In each operation, you can swap any two numbers in A.

Your task is to determine the least number of operations needed to transform A to B.

# Egg Dropping Problem

Suppose you have two eggs and you want to determine from which floors in a one-hundred floor building you can drop an egg such that it doesn’t break. You are to determine the minimum number of attempts you need in order find the critical floor in the worst case while using the best strategy.

• If the egg doesn’t break at a certain floor, it will not break at any floor below.
• If the eggs breaks at a certain floor, it will break at any floor above.
• The egg may break at the first floor.
• The egg may not break at the last floor.

# Shipping Routes

The Slow Boat to China Shipping company needs a program to help them quickly quote costs to prospective customers. The cost of a shipment depends on the size of the shipment and on how many shipping legs it requires. A shipping leg connects two warehouses, but since every pair of warehouses is not directly connected by a leg, it might require more than one leg to send a shipment from one warehouse to another.

A data set can represent from 1 to 30 warehouses. A two-letter code name will identify each warehouse (capital letters only). Shipping legs can exist between any two distinct warehouses. All legs are bidirectional.

The cost of a shipment is equal to the size of the shipment times the number of shipping legs required times \$100.

The input to the program identifies the warehouse code names and the existence of all shipping legs. For a given shipping request, consisting of the size of the shipment, the source warehouse and the destination warehouse, the program will output the best (cheapest) cost for the shipment, if it is possible to send shipments from the requested source to the requested destination.
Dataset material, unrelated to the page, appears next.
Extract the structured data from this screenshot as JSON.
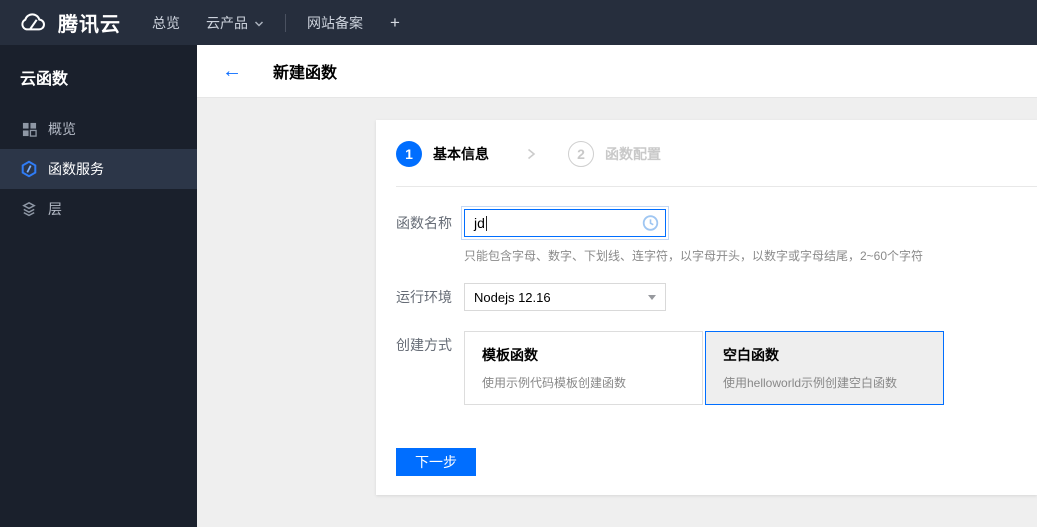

Alternately, the program must state that the request cannot be fulfilled.

# A Node Too Far – Revisited

To avoid the potential problem of network messages (packets) looping around forever inside a network, each message includes a Time To Live (TTL) field. This field contains the number of nodes (stations, computers, etc.) that can retransmit the message, forwarding it along toward its destination, before the message is unceremoniously dropped. Each time a station receives a message it decrements the TTL field by 1. If the destination of the message is the current station, then the TTL field’s value is ignored. However, if the message must be forwarded, and the decremented TTL field contains zero, then the message is not forwarded.

In this problem you are given the description of a number of networks, and for each network you are asked to determine the number of nodes that are not reachable given an initial node and TTL field value.
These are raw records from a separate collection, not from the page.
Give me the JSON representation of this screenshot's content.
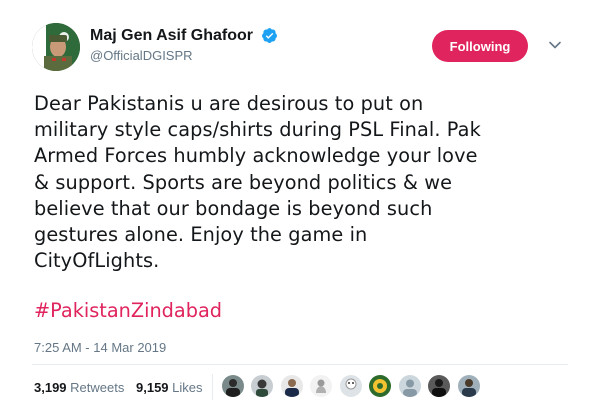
{
  "author": {
    "display_name": "Maj Gen Asif Ghafoor",
    "handle": "@OfficialDGISPR",
    "verified": true
  },
  "follow_button": {
    "label": "Following",
    "color": "#e0245e"
  },
  "tweet": {
    "text": "Dear Pakistanis u are desirous to put on\nmilitary style caps/shirts during PSL Final. Pak\nArmed Forces humbly acknowledge your love\n& support. Sports are beyond politics & we\nbelieve that our bondage is beyond such\ngestures alone. Enjoy the game in\nCityOfLights.",
    "hashtag": "#PakistanZindabad",
    "timestamp": "7:25 AM - 14 Mar 2019"
  },
  "stats": {
    "retweets_count": "3,199",
    "retweets_label": "Retweets",
    "likes_count": "9,159",
    "likes_label": "Likes"
  },
  "colors": {
    "hashtag": "#e0245e",
    "verified": "#1da1f2",
    "secondary_text": "#657786"
  },
  "likers": [
    {
      "name": "liker-avatar-1"
    },
    {
      "name": "liker-avatar-2"
    },
    {
      "name": "liker-avatar-3"
    },
    {
      "name": "liker-avatar-4"
    },
    {
      "name": "liker-avatar-5"
    },
    {
      "name": "liker-avatar-6"
    },
    {
      "name": "liker-avatar-7"
    },
    {
      "name": "liker-avatar-8"
    },
    {
      "name": "liker-avatar-9"
    }
  ]
}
# A Node Too Far

To avoid the potential problem of network messages (packets) looping around forever inside a network, each message includes a Time To Live (TTL) field. This field contains the number of nodes (stations, computers, etc.) that can retransmit the message, forwarding it along toward its destination, before the message is unceremoniously dropped. Each time a station receives a message it decrements the TTL field by 1. If the destination of the message is the current station, then the TTL field’s value is ignored. However, if the message must be forwarded, and the decremented TTL field contains zero, then the message is not forwarded.
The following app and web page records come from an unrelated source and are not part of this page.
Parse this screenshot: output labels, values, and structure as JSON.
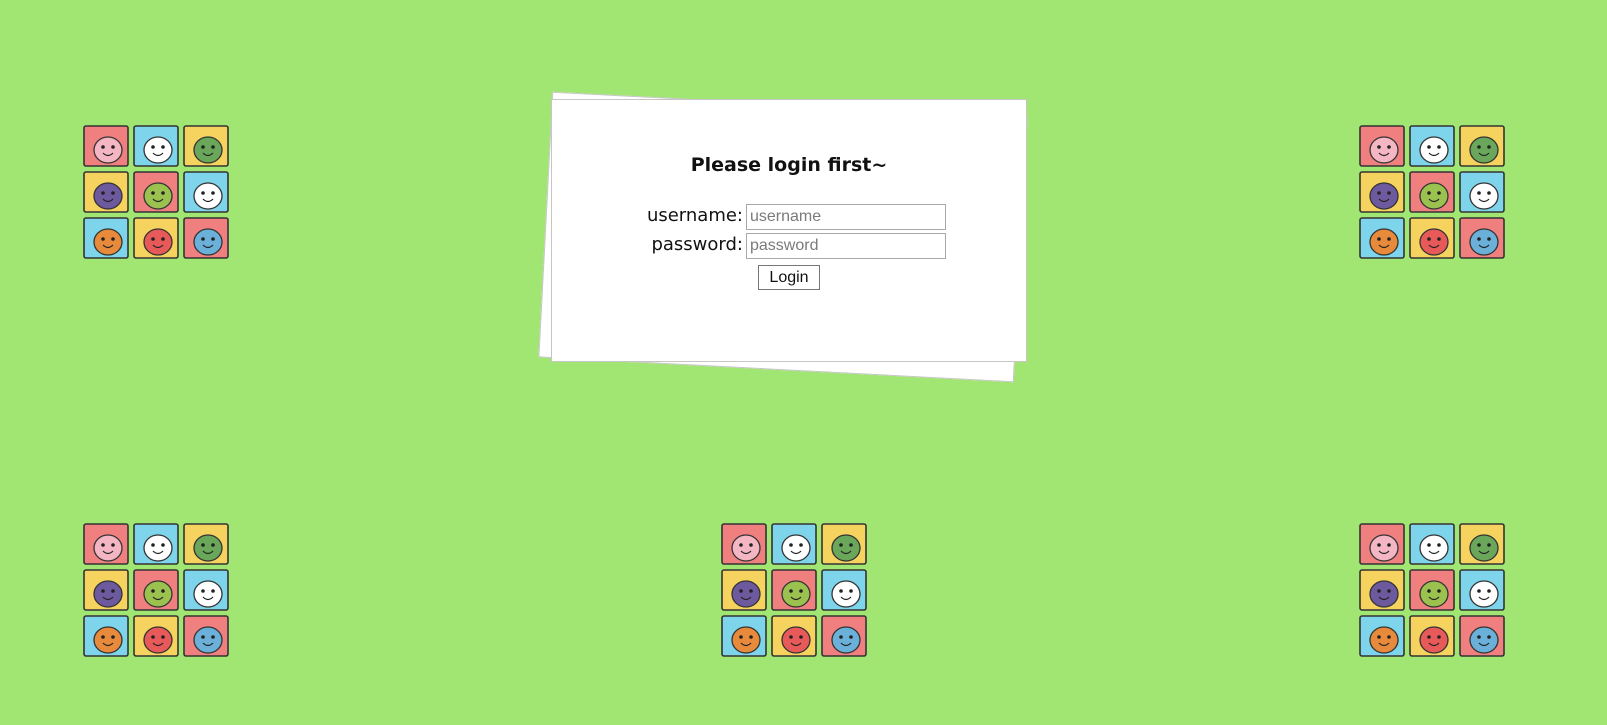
{
  "page": {
    "background_color": "#a1e573"
  },
  "login": {
    "title": "Please login first~",
    "username_label": "username:",
    "username_placeholder": "username",
    "username_value": "",
    "password_label": "password:",
    "password_placeholder": "password",
    "password_value": "",
    "submit_label": "Login"
  },
  "decor": {
    "tile_icon": "cartoon-animal-grid-icon",
    "tile_colors": [
      "#f08080",
      "#7ed4ea",
      "#f6d35e",
      "#f6d35e",
      "#f08080",
      "#7ed4ea",
      "#7ed4ea",
      "#f6d35e",
      "#f08080"
    ]
  }
}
In this problem you are given the description of a number of networks, and for each network you are asked to determine the number of nodes that are not reachable given an initial node and TTL field value.